Ontario is working on a new “pay what you want” subsidy program for low-income parents looking to provide their children with daycare—and it could get to $10 per day care by 2023, partly funded by a carbon tax. But that is a long way away in a province where daycare rates top $20 per hour. And in a province where childcare is relatively affordable, the average infant daycare cost is actually more than $15,000 a year.
Right now, a father earning Ontario’s minimum wage of $15.40 an hour would have to spend $1,285 per month on childcare if he and his wife were to send both of their children to daycare, according to the Canadian Centre for Policy Alternatives. Of course, costs vary by location, which is why Ontario, which has the highest cost of living in Canada, also intends to encourage cities to explore co-working spaces or “free-enabling” zones so working parents can get more value for their workers’ time. But while the program’s progress is being cheered by advocates, costs could become a barrier. On Monday, Ontario NDP leader Andrea Horwath announced she would not support the plan if it resulted in substantial cuts to funding for existing children’s programs.

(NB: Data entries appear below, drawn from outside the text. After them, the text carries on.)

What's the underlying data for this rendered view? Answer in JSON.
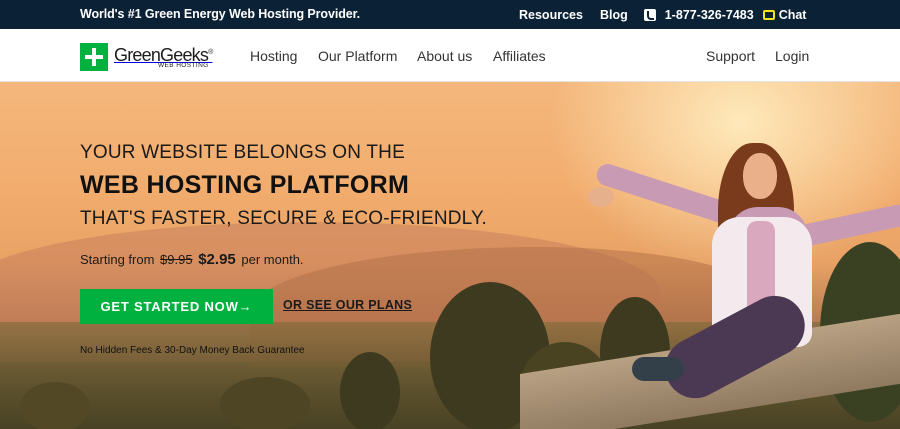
{
  "topbar": {
    "tagline": "World's #1 Green Energy Web Hosting Provider.",
    "resources": "Resources",
    "blog": "Blog",
    "phone": "1-877-326-7483",
    "chat": "Chat",
    "phone_icon": "phone-icon",
    "chat_icon": "chat-bubble-icon"
  },
  "nav": {
    "logo_name": "GreenGeeks",
    "logo_reg": "®",
    "logo_sub": "WEB HOSTING",
    "items": [
      "Hosting",
      "Our Platform",
      "About us",
      "Affiliates"
    ],
    "support": "Support",
    "login": "Login"
  },
  "hero": {
    "line1": "YOUR WEBSITE BELONGS ON THE",
    "line2": "WEB HOSTING PLATFORM",
    "line3": "THAT'S FASTER, SECURE & ECO-FRIENDLY.",
    "price_prefix": "Starting from",
    "price_old": "$9.95",
    "price_new": "$2.95",
    "price_suffix": "per month.",
    "cta": "GET STARTED NOW",
    "cta_arrow": "→",
    "plans_link": "OR SEE OUR PLANS",
    "guarantee": "No Hidden Fees & 30-Day Money Back Guarantee"
  },
  "colors": {
    "topbar_bg": "#0b2236",
    "brand_green": "#00b140",
    "chat_yellow": "#f5e31c"
  }
}
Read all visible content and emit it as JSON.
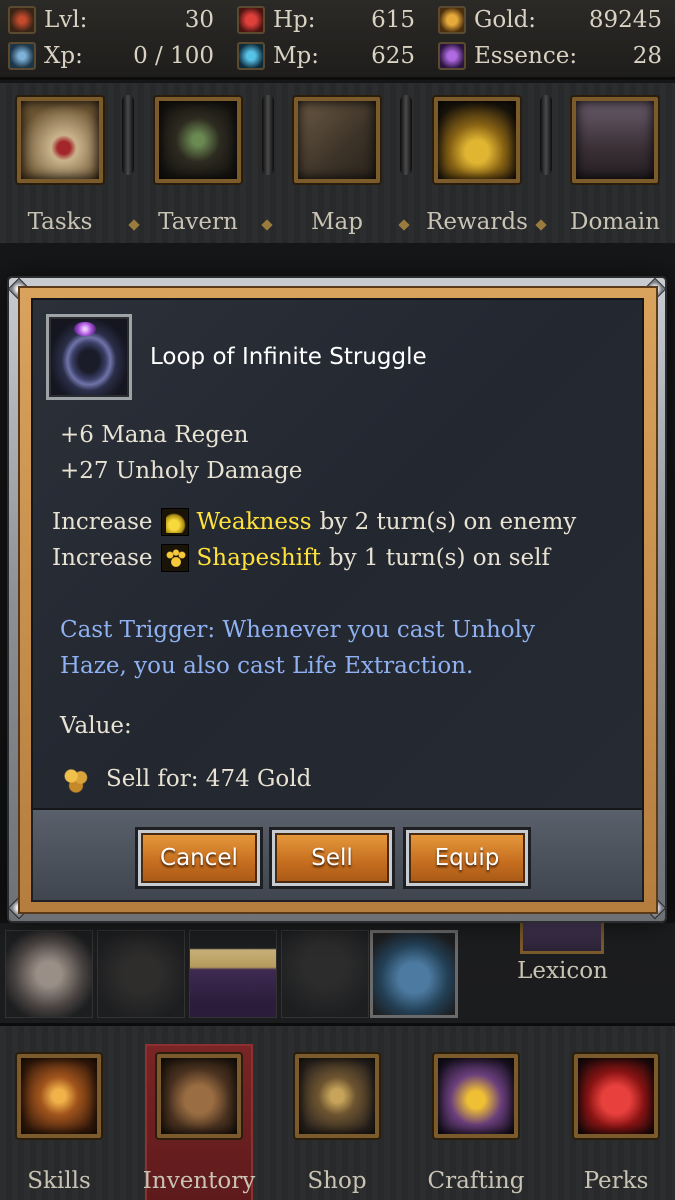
{
  "stats": {
    "level": {
      "label": "Lvl:",
      "value": "30"
    },
    "xp": {
      "label": "Xp:",
      "value": "0 / 100"
    },
    "hp": {
      "label": "Hp:",
      "value": "615"
    },
    "mp": {
      "label": "Mp:",
      "value": "625"
    },
    "gold": {
      "label": "Gold:",
      "value": "89245"
    },
    "essence": {
      "label": "Essence:",
      "value": "28"
    }
  },
  "top_nav": [
    {
      "label": "Tasks",
      "icon": "scroll-seal-icon"
    },
    {
      "label": "Tavern",
      "icon": "tavern-wagon-icon"
    },
    {
      "label": "Map",
      "icon": "map-icon"
    },
    {
      "label": "Rewards",
      "icon": "gold-pile-icon"
    },
    {
      "label": "Domain",
      "icon": "castle-icon"
    }
  ],
  "modal": {
    "item_name": "Loop of Infinite Struggle",
    "stats": [
      "+6 Mana Regen",
      "+27 Unholy Damage"
    ],
    "effects": [
      {
        "prefix": "Increase",
        "name": "Weakness",
        "suffix": "by 2 turn(s) on enemy",
        "icon": "weakness-icon"
      },
      {
        "prefix": "Increase",
        "name": "Shapeshift",
        "suffix": "by 1 turn(s) on self",
        "icon": "paw-icon"
      }
    ],
    "cast_trigger": "Cast Trigger: Whenever you cast Unholy Haze, you also cast Life Extraction.",
    "value_label": "Value:",
    "sell_text": "Sell for: 474 Gold",
    "buttons": {
      "cancel": "Cancel",
      "sell": "Sell",
      "equip": "Equip"
    }
  },
  "equipment": {
    "lexicon_label": "Lexicon"
  },
  "bottom_nav": [
    {
      "label": "Skills",
      "icon": "crossed-swords-icon"
    },
    {
      "label": "Inventory",
      "icon": "backpack-icon",
      "active": true
    },
    {
      "label": "Shop",
      "icon": "scales-icon"
    },
    {
      "label": "Crafting",
      "icon": "hourglass-icon"
    },
    {
      "label": "Perks",
      "icon": "heart-icon"
    }
  ],
  "colors": {
    "accent_orange": "#c56d1f",
    "effect_yellow": "#ffe23a",
    "trigger_blue": "#8fb1f2",
    "active_tab_red": "#7a2425"
  }
}
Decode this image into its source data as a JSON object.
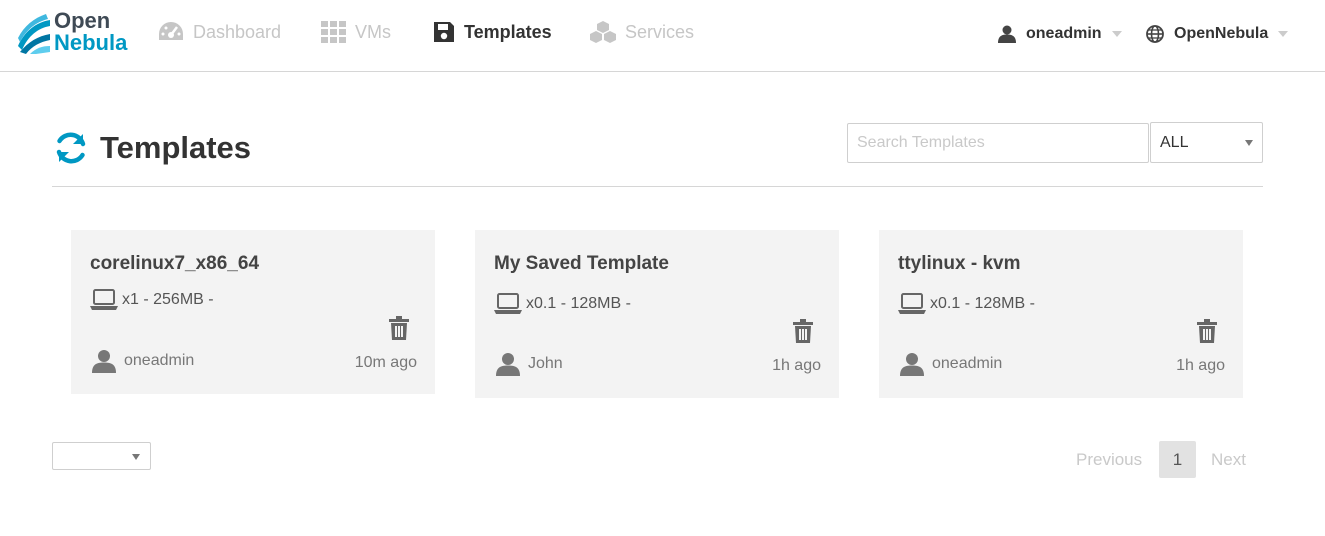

And even though Ontario’s all-day daycare program was instituted in 2010, and a new generation of parents with pocketbooks continues to get higher-quality childcare, there is still a backlog of 35,000 unfilled spots. Childcare costs in Ontario have more than tripled in the past 10 years, and the wage has a lot to do with it, like Ontario’s high cost of living and low minimum wage. And even if per-unit costs drop to the Canadian rate of $5.60 per hour, they will still be higher than in nearby jurisdictions.
Parents in Australia have voted to allow the government to raise their daycare rates 10 percent annually as long as 30 percent of revenue comes from taxes on the industry. Their $5.18 per hour rate may not even be adequate.
Reform leaders like Elizabeth Warren and Alexandria Ocasio-Cortez are proposing something similar: a $15 minimum wage and universal childcare as part of their agenda. In a country with the second-highest cost of living in the world, the challenge is obvious. Other countries have recognized this and tried to grapple with the problem differently. One new solution is seeking ways to house more subsidized workers in communities with lower costs while leveraging other social services for financial sustainability. This policy would also have to support at least high-quality childcare so that families could not justify an expensive premium for a school that would help their children in their academic and life skills.
What do you think? Will Canada move in this direction? And if not, what has worked elsewhere?
Gerry Rubin is the co-author of “Raising the Next Generation: Why Tax Reform and Childcare Reform Are Necessary for Our Children” (ISBN: 978-13963-6357-6), which will be released on March 12.